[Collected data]

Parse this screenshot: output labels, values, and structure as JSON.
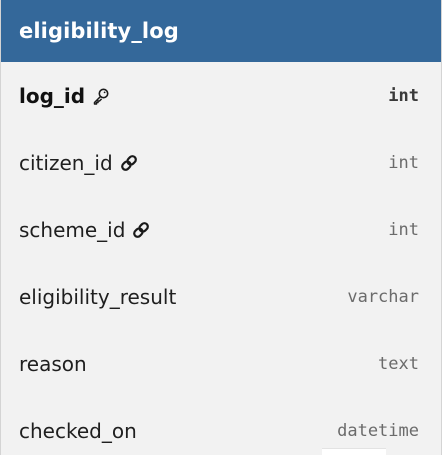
{
  "table": {
    "name": "eligibility_log",
    "header_color": "#34689a",
    "columns": [
      {
        "name": "log_id",
        "type": "int",
        "key": "primary",
        "icon": "key-icon"
      },
      {
        "name": "citizen_id",
        "type": "int",
        "key": "foreign",
        "icon": "link-icon"
      },
      {
        "name": "scheme_id",
        "type": "int",
        "key": "foreign",
        "icon": "link-icon"
      },
      {
        "name": "eligibility_result",
        "type": "varchar",
        "key": "none"
      },
      {
        "name": "reason",
        "type": "text",
        "key": "none"
      },
      {
        "name": "checked_on",
        "type": "datetime",
        "key": "none"
      }
    ]
  }
}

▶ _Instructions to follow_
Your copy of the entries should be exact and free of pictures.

▶ _Task output_
Parse this screenshot: output labels, values, and structure as JSON.
{
  "table": {
    "name": "eligibility_log",
    "header_color": "#34689a",
    "columns": [
      {
        "name": "log_id",
        "type": "int",
        "key": "primary",
        "icon": "key-icon"
      },
      {
        "name": "citizen_id",
        "type": "int",
        "key": "foreign",
        "icon": "link-icon"
      },
      {
        "name": "scheme_id",
        "type": "int",
        "key": "foreign",
        "icon": "link-icon"
      },
      {
        "name": "eligibility_result",
        "type": "varchar",
        "key": "none"
      },
      {
        "name": "reason",
        "type": "text",
        "key": "none"
      },
      {
        "name": "checked_on",
        "type": "datetime",
        "key": "none"
      }
    ]
  }
}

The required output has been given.